The podcast title pretty much says it all, though it doesn't reveal that it's a podcast for creative types. Each episode features someone who quit their day job to pursue the one thing that's always made them happy ... and how they made money doing it. A lot of creative professionals are great at their craft, but struggle with the business and marketing side of starting their own venture, hence why singer/songwriter Cathy Heller started the show. I've been surprised by how much I've learned not just from the writer types (so far, Emily Giffin and the one and only Grammar Girl), but also from those in completely different professions. I've been most inspired so far by the stories of a sculptor, a baker, and an animator (see — no jokes or puns! I'm good for my word).
One thing that Cathy is big on is key takeaways. Here are mine so far.
Freelancing Key Takeaways
Don't have any clients yet? Create the content first. This applies to croissants, a clothing line, comedy sketches, crafts, and of course, writing. I'm not talking about an "if you build it, they will come" mentality. I'm talking about creating the content that makes you happy, and then working like crazy to pitch it to your desired outlet. It's a lot easier to sell a blog or press release that you've already drafted. Even if you have to take a few pro bono or low-paying projects, these can work as portfolio pieces, references, and résumé fillers that can win you the bigger clients.
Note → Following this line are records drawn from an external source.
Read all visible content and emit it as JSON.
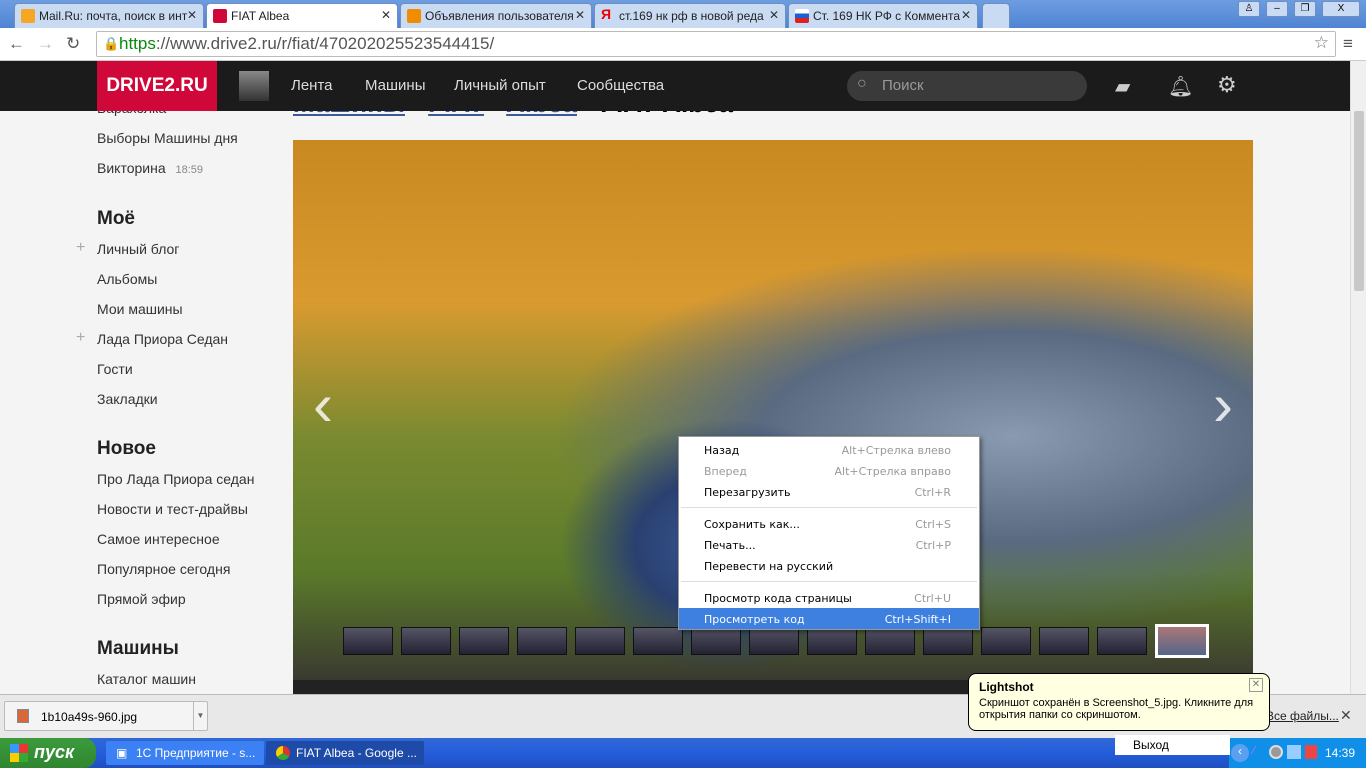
{
  "tabs": [
    {
      "label": "Mail.Ru: почта, поиск в инт",
      "color": "#f5a623"
    },
    {
      "label": "FIAT Albea",
      "color": "#d0083a"
    },
    {
      "label": "Объявления пользователя",
      "color": "#f08c00"
    },
    {
      "label": "ст.169 нк рф в новой реда",
      "color": "#ffffff"
    },
    {
      "label": "Ст. 169 НК РФ с Коммента",
      "color": "#1c5fd1"
    }
  ],
  "window_controls": {
    "minimize": "–",
    "restore": "❐",
    "close": "X",
    "user": "♙"
  },
  "address": {
    "scheme": "https",
    "rest": "://www.drive2.ru/r/fiat/470202025523544415/"
  },
  "site": {
    "logo": "DRIVE2.RU",
    "menu": [
      "Лента",
      "Машины",
      "Личный опыт",
      "Сообщества"
    ],
    "search_placeholder": "Поиск"
  },
  "breadcrumb": [
    "Машины",
    "FIAT",
    "Albea",
    "FIAT Albea"
  ],
  "sidebar": {
    "items": [
      {
        "label": "Барахолка"
      },
      {
        "label": "Выборы Машины дня"
      },
      {
        "label": "Викторина",
        "time": "18:59"
      }
    ],
    "sections": [
      {
        "title": "Моё",
        "items": [
          "Личный блог",
          "Альбомы",
          "Мои машины",
          "Лада Приора Седан",
          "Гости",
          "Закладки"
        ]
      },
      {
        "title": "Новое",
        "items": [
          "Про Лада Приора седан",
          "Новости и тест-драйвы",
          "Самое интересное",
          "Популярное сегодня",
          "Прямой эфир"
        ]
      },
      {
        "title": "Машины",
        "items": [
          "Каталог машин"
        ]
      }
    ]
  },
  "context_menu": [
    {
      "label": "Назад",
      "shortcut": "Alt+Стрелка влево"
    },
    {
      "label": "Вперед",
      "shortcut": "Alt+Стрелка вправо",
      "disabled": true
    },
    {
      "label": "Перезагрузить",
      "shortcut": "Ctrl+R"
    },
    {
      "label": "Сохранить как...",
      "shortcut": "Ctrl+S"
    },
    {
      "label": "Печать...",
      "shortcut": "Ctrl+P"
    },
    {
      "label": "Перевести на русский",
      "shortcut": ""
    },
    {
      "label": "Просмотр кода страницы",
      "shortcut": "Ctrl+U"
    },
    {
      "label": "Просмотреть код",
      "shortcut": "Ctrl+Shift+I",
      "highlighted": true
    }
  ],
  "download": {
    "file": "1b10a49s-960.jpg",
    "all_files": "Все файлы..."
  },
  "balloon": {
    "title": "Lightshot",
    "text": "Скриншот сохранён в Screenshot_5.jpg. Кликните для открытия папки со скриншотом."
  },
  "tray_menu": {
    "exit": "Выход"
  },
  "taskbar": {
    "start": "пуск",
    "items": [
      "1С Предприятие - s...",
      "FIAT Albea - Google ..."
    ],
    "clock": "14:39"
  }
}
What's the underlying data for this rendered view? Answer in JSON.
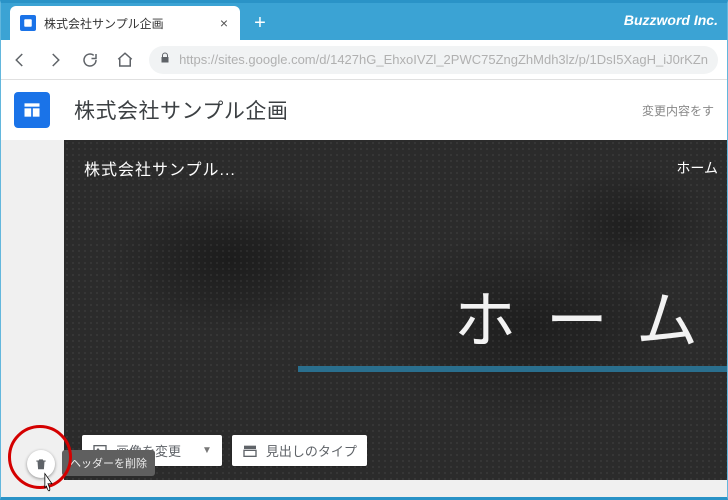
{
  "browser": {
    "tab_title": "株式会社サンプル企画",
    "brand": "Buzzword Inc.",
    "url": "https://sites.google.com/d/1427hG_EhxoIVZl_2PWC75ZngZhMdh3lz/p/1DsI5XagH_iJ0rKZn"
  },
  "app": {
    "site_title": "株式会社サンプル企画",
    "save_status": "変更内容をす"
  },
  "header": {
    "site_name": "株式会社サンプル...",
    "nav_home": "ホーム",
    "page_title": "ホーム",
    "delete_tooltip": "ヘッダーを削除"
  },
  "toolbar": {
    "change_image": "画像を変更",
    "heading_type": "見出しのタイプ"
  }
}
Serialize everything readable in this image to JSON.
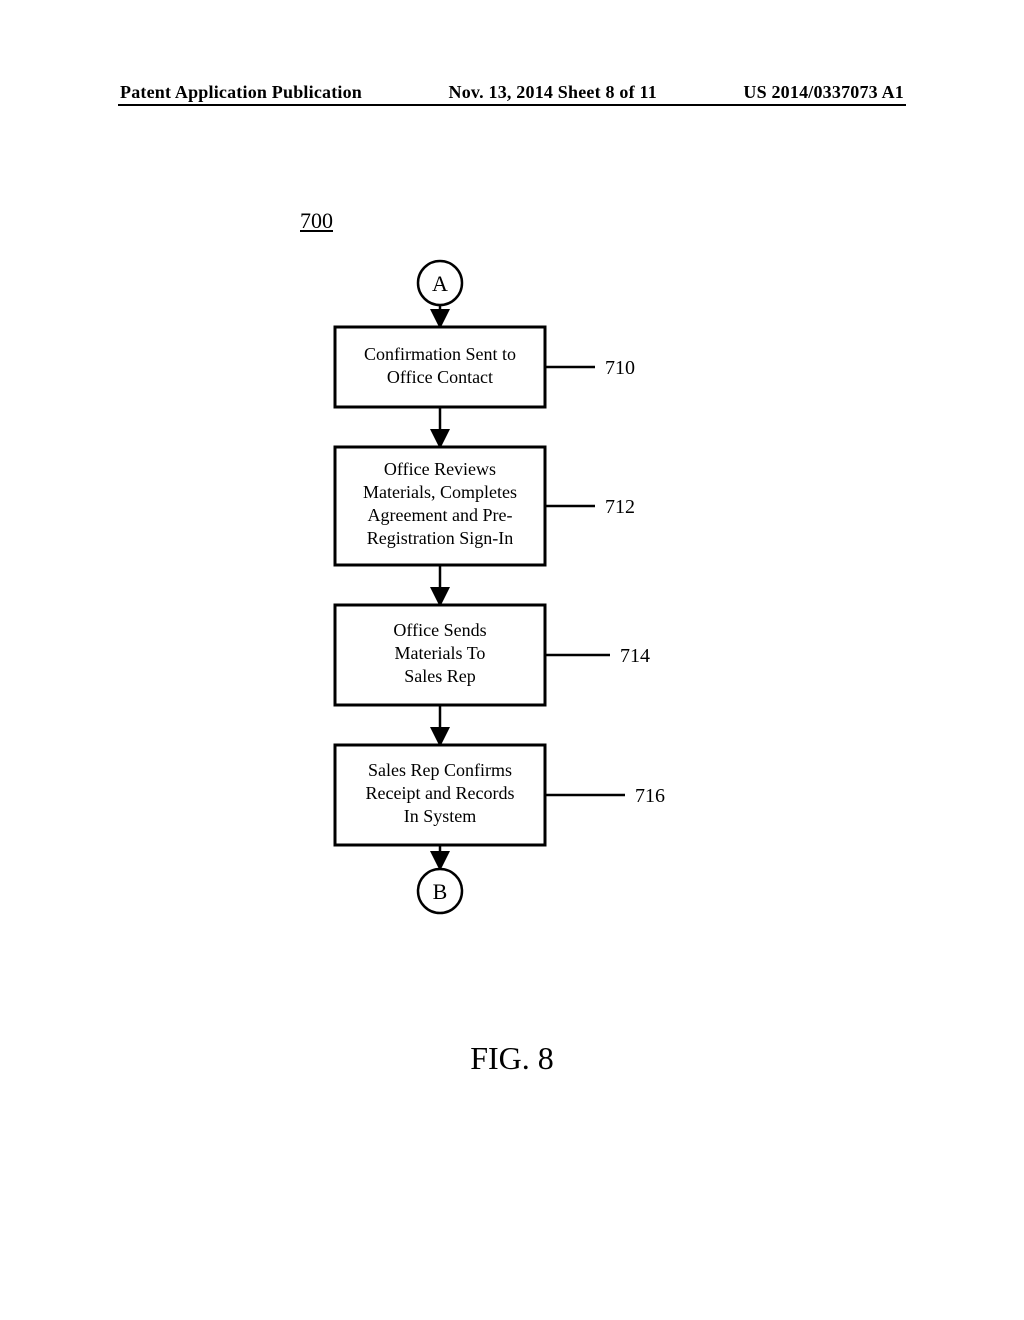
{
  "header": {
    "left": "Patent Application Publication",
    "center": "Nov. 13, 2014  Sheet 8 of 11",
    "right": "US 2014/0337073 A1"
  },
  "figure_ref": "700",
  "connectors": {
    "start": "A",
    "end": "B"
  },
  "steps": [
    {
      "ref": "710",
      "lines": [
        "Confirmation Sent to",
        "Office Contact"
      ]
    },
    {
      "ref": "712",
      "lines": [
        "Office Reviews",
        "Materials, Completes",
        "Agreement and Pre-",
        "Registration Sign-In"
      ]
    },
    {
      "ref": "714",
      "lines": [
        "Office Sends",
        "Materials To",
        "Sales Rep"
      ]
    },
    {
      "ref": "716",
      "lines": [
        "Sales Rep Confirms",
        "Receipt and Records",
        "In System"
      ]
    }
  ],
  "caption": "FIG. 8"
}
Disney animator and director Saul Blinkoff shared his story of trying to get employed as an animator while he was in art school. A professor told him to write down this sentence: Nobody worked harder today than me. "If you can't say that sentence and have it be true, you don't go to bed," the professor said. Saul took that to heart, and I have tried to as well. I'll be the first to admit that most days, I go to bed complacent. But there have been several nights when I truly feel like I can claim that I earned my rest. That no one worked harder than I did that day. It's incredibly satisfying.
Many of Cathy's guests have encouraged listeners to find one or two social media platforms they really like, and stick to those, rather than spreading themselves too thin. This is a familiar concept from my PR days, but it's a message I need to be reminded of. I'm only on Facebook and Instagram right now, and that's just fine with me, since even just those two platforms are constantly changing. Once I feel comfortable with those two, I may expand, but only if I feel that it's something my clients need.
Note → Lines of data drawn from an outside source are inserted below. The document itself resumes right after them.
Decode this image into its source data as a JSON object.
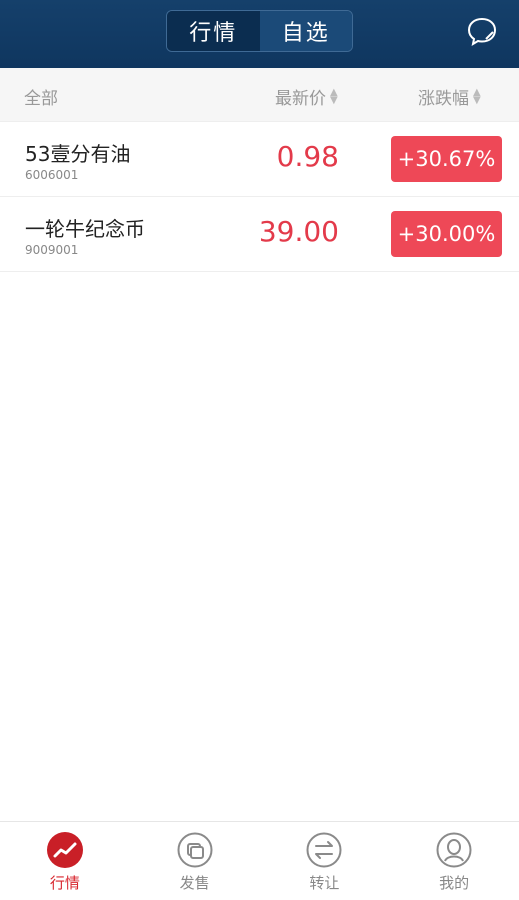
{
  "header": {
    "tabs": [
      {
        "label": "行情",
        "active": true
      },
      {
        "label": "自选",
        "active": false
      }
    ]
  },
  "columns": {
    "all": "全部",
    "price": "最新价",
    "change": "涨跌幅"
  },
  "rows": [
    {
      "name": "53壹分有油",
      "code": "6006001",
      "price": "0.98",
      "change": "+30.67%"
    },
    {
      "name": "一轮牛纪念币",
      "code": "9009001",
      "price": "39.00",
      "change": "+30.00%"
    }
  ],
  "tabbar": {
    "items": [
      {
        "label": "行情",
        "icon": "market-chart-icon",
        "active": true
      },
      {
        "label": "发售",
        "icon": "sale-icon",
        "active": false
      },
      {
        "label": "转让",
        "icon": "transfer-icon",
        "active": false
      },
      {
        "label": "我的",
        "icon": "profile-icon",
        "active": false
      }
    ]
  },
  "colors": {
    "header_bg": "#0f365f",
    "up_red": "#e33a4a",
    "badge_red": "#ee4857",
    "active_tab": "#d8262e"
  }
}
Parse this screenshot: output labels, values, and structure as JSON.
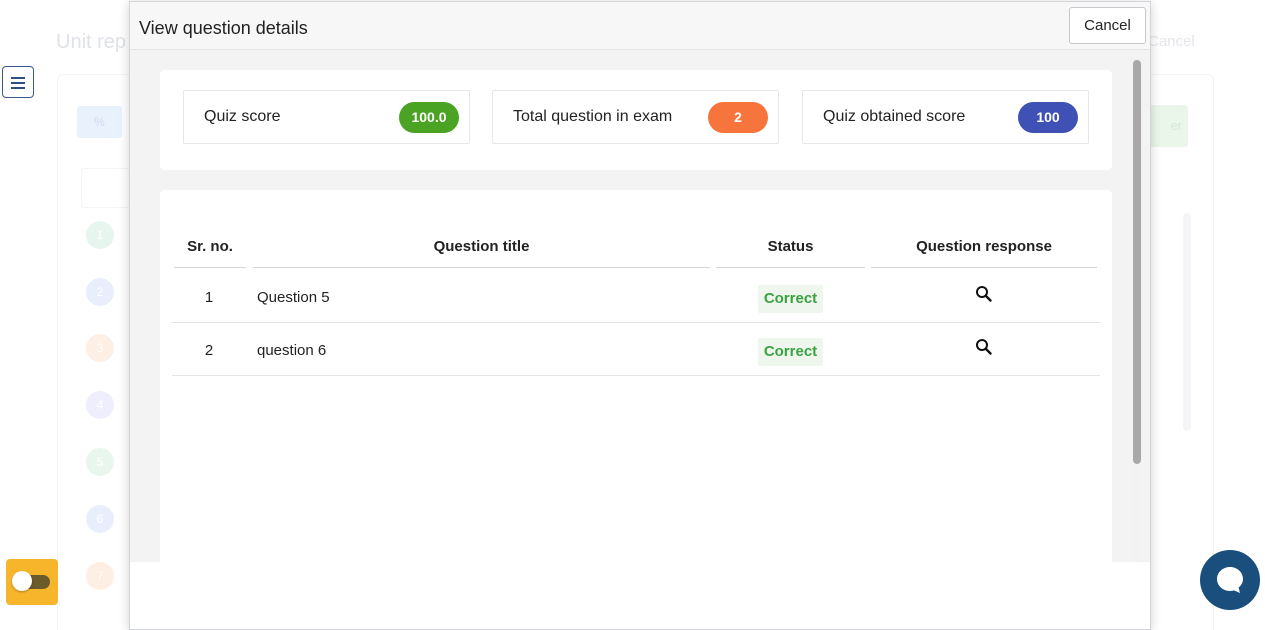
{
  "background": {
    "title": "Unit rep",
    "cancel_label": "Cancel",
    "percent_label": "%",
    "green_button_label": "er",
    "row_numbers": [
      "1",
      "2",
      "3",
      "4",
      "5",
      "6",
      "7"
    ],
    "row_colors": [
      "#e6f6ef",
      "#e8eefc",
      "#fdefe3",
      "#efeefc",
      "#e8f6ee",
      "#e8eefc",
      "#fdefe3"
    ]
  },
  "modal": {
    "title": "View question details",
    "cancel_label": "Cancel",
    "summary": [
      {
        "label": "Quiz score",
        "value": "100.0",
        "color": "#4aa323"
      },
      {
        "label": "Total question in exam",
        "value": "2",
        "color": "#f7753d"
      },
      {
        "label": "Quiz obtained score",
        "value": "100",
        "color": "#3f51b5"
      }
    ],
    "table": {
      "headers": [
        "Sr. no.",
        "Question title",
        "Status",
        "Question response"
      ],
      "rows": [
        {
          "sr": "1",
          "title": "Question 5",
          "status": "Correct",
          "icon": "search-icon"
        },
        {
          "sr": "2",
          "title": "question 6",
          "status": "Correct",
          "icon": "search-icon"
        }
      ]
    }
  },
  "colors": {
    "status_correct": "#3aa240",
    "chat_button": "#1a4f7d",
    "toggle": "#f7b52c"
  },
  "icons": {
    "menu": "hamburger-menu-icon",
    "chat": "chat-bubble-icon",
    "response": "search-icon"
  }
}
- Along the lines of Instagram, sculptor Brian Giniewski offered two practical pieces of advice. First, he said to remind your followers that they can turn their post notifications on for your account. That way, your posts will bubble up to the top of their feeds. Second, he said that his personal business policy has been to avoid the use of hashtags in his posts. "Hashtags may gain more followers in the beginning, but often, those people quickly drop off. We prefer to slowly build up followers, who we find are really loyal and engage with us a lot on Instagram." Granted, Brian uses his posts to sell particular products to his audience, rather than spark a conversation, but I still was struck by the no-hashtags idea, as it seems more authentic. I haven't completely thrown off all hashtags, but I'm definitely considering it. Social media followers of mine, hold me to this!
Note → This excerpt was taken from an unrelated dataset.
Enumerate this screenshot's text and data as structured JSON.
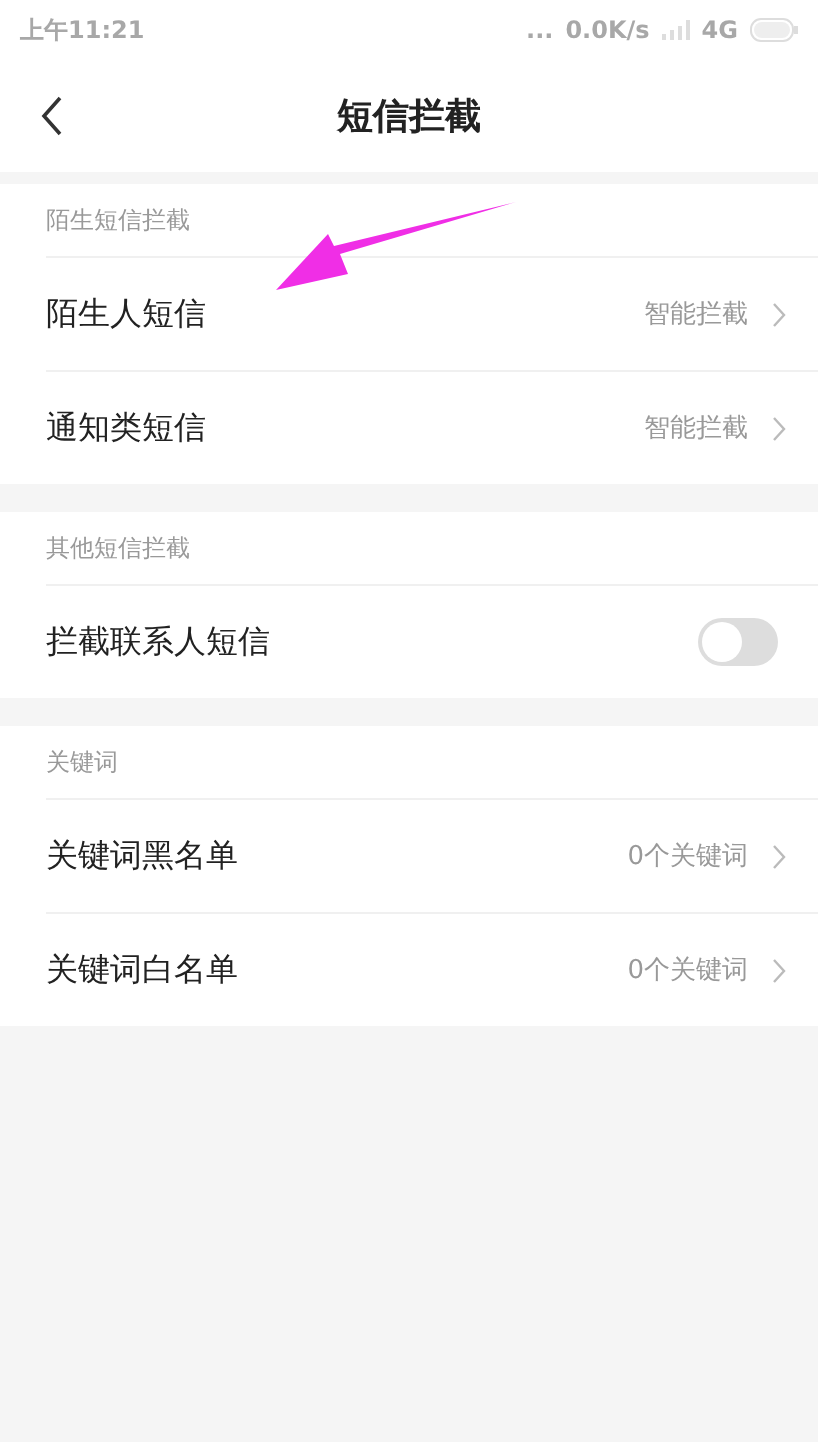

- Don't get in your own way. Cathy and her guests speak a lot about obstacles they faced to get to where they are. There are the expected external obstacles of financing, finding a market, and promoting your product. But something they also explore is the internal obstacle of yourself. One photographer recalled a low point in her career as she drove through Hollywood, only to see billboard after billboard of photos that she didn't believe she would ever be worthy of. As she continued to drive, she saw one of her very own photos featuring a movie she had just shot. OK, so we're not all going to have that Hollywood billboard moment. But I can relate to the moment prior to that one, full of self-doubt and fear. I can only hope that the encouragement of others and a true love for my work will keep me going in these hard times, and keep me from giving up.
These are just a few of so many lessons I've learned from this show. And no, I wasn't asked by Cathy Heller to write this. Consider it free content that I created. Because I think there are a lot of other creative dreamers out there who could use some encouragement. There is a way to make money doing the thing you love and are really good at. You just have to work harder than the butcher, the baker, and the candlestick-maker.
Comment below with your advice for anyone starting out on the freelance path! Advice on staying motivated, hashtags, and how not to get embarrassed while listening to this podcast while driving with my windows down is appreciated.